Five easy ways to help you make difficult decisions

Decision making is never easy and big life decisions such as moving house, gettng married, ending a relationship or quitting a job, can lead to you losing sleep and feeling stressed and anxious - that's only normal. We've all been faced with big decisions at some point in our lives, but the good news is that there are a few techniques you can use to make the decision making process a bit easier. We share with you 5 ways to enable better, easier decision making - try them out and let us know if they work for you!

#1. Limit the information you take in

We live in an information age, where all the information we could ever want or need is at our fingertips, thanks to the internet. Unfortunately, this sometimes means that we're often overloaded with more information than our brains can process. Whilst it's pretty commonly accepted that the more information you have, the better decisions you'll make, there is such a thing as too much information. When we take in too much information, from any source, we add weight to irrelevant information and overestimate its value. According to Psychology Today, this could disable our decision-making processes (1) - "The human mind hates uncertainty. Uncertainty implies volatility, randomness and danger. When we notice information is missing, our brain raises a metaphorical red flag and says, 'Pay attention. This could be important.' When data is missing, we overestimate its value. Our mind assumes that since we are expending resources locating information, it must be useful."

You might find that you've asked your friends for advice and have received a different opinion from each and every one of them.Or it could be that you have researched a topic way too much and are now suffering from information overload.
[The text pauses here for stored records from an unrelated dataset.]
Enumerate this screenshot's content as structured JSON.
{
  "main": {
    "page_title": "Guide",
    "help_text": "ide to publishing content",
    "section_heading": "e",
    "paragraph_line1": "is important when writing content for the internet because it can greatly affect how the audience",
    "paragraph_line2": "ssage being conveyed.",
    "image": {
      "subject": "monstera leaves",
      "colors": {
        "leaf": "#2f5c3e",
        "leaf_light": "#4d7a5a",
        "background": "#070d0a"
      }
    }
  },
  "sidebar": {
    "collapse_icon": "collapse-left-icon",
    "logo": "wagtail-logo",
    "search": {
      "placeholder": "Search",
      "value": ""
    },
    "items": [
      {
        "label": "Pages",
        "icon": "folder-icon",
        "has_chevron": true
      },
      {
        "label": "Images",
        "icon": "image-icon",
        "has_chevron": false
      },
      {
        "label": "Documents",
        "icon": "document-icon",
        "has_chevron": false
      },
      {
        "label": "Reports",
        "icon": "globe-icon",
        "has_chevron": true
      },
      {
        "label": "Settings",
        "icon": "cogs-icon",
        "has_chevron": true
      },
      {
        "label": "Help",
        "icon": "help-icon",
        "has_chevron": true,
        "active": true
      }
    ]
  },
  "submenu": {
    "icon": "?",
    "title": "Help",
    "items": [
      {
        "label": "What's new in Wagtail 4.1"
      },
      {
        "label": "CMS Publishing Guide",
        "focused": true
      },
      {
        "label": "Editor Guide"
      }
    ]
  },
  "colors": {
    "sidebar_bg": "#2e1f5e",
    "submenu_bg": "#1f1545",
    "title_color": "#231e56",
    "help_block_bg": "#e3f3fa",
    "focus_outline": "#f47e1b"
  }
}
This can make the decision-making process much harder. Remember that your decision is always reversible. Wondering if you should move across the country? You can always move again if things don't work out. Most decisions don't actually matter as much as we think they do, so keep the information you take in to a minimum.

#2. Pretend you're advising a friend

When we make personal decisions, whether it's something small like what to wear tonight or a larger life decision like moving house, we often let emotion cloud our judgement, which can affect decision-making skills - we all do it! But by stepping back from the decision and pretending you're offering advice to a friend trying to make a decision, you break free of your emotions and look at the situation from a different, more objective perspective. Imagine you're unsure of whether to end your relationship. Now imagine a friend has come to you asking for help with that same decision. Think about the type of questions you would ask him or her and what your advice to them would be. Trying this out can really help you to gain perspective on those difficult decisions.

#3. Reverse your assumptions

We all have core assumptions and these can lead to you making the same kind of life choices over and over again, getting stuck in a rut (2). Sometimes challenging yourself by stepping out of your comfort zone can be tough, but by doing the exact opposite of what you'd normally do, you're confronting your default behaviour and trying something completely new. So if you're weighing up whether to go back to full-time education or stick at your well-paid, secure job - imagine you're going to do the opposite of what you would normally do and that you're living with the results of your decision. This allows you to look harder at your decision and think about what details really matter to you. Stepping out of your comfort zone is the only way to make better decisions and get out of a rut, but nobody's saying it's easy to do. Psychology Today recommends you ask yourself these questions:

  • List all your assumptions about your subject
  • Reverse each assumption - what is its opposite?
  • Ask yourself how to accomplish each reversal

#4. Start a spreadsheet

If you love making lists or charts, you'll know they can really help you to stay organised. But they can also help you to make important decisions. A simple Excel spreadsheet can help you to see the bigger picture. Or you could just try a simple list of the pros and cons for each option - for example, if you can't decide which area to move to, listing the positives and negatives of each could make the decision simpler. It may take some time to come up with the perfect format of your spreadsheet that works for you and your decision, but it's time well spent!

#5. Ask yourself "What is my gut telling me and who will my decision affect?"

It might be that your decision will hurt others - for example, if you decide to end a relationship or move to a new city. But then there are others your decision will benefit - such as your parents if you move closer to home, or even your own mental health and self-esteem! You'll have heard people telling you to go with your heart or your gut instinct when it comes to decision making, and we have to tell you - this is pretty good advice. Your gut is usually a good indicator of the best decision for you. Yes, you may feel sad about a difficult decision you have to make, but if the sadness is coupled with relief, it's the right choice!

Making decisions can be tough - we've all faced the sleepless nights and worry that often accompanies a big decision. But it's important to remember that 99% of decisions are reversible, so even if things don't work out, you can always make a new decision that suits you better. Staying positive and having faith in your decision-making ability is important in order to fully embrace your choices!

Are there any tips and tricks you use to make difficult decisions? Here at Expertrain HQ we are notoriously indecisive, so we'd love to hear any advice or tips you'd like to share with us - leave us a comment below or Tweet us!


READ THIS NEXT: 8 Easy confidence boosting tips to try today

Works cited:

  1. https://www.psychologytoday.com/blog/glue/201212/why-too-much-data-disables-your-decision-making

  2. http://lifehacker.com/5571612/know-how-confirmation-bias-colors-your-decisions

Author By Paula Beaton
Date On 31st Mar 2015 at 13:49
Comments

No Comments

Add Comment

More Related Articles

Load More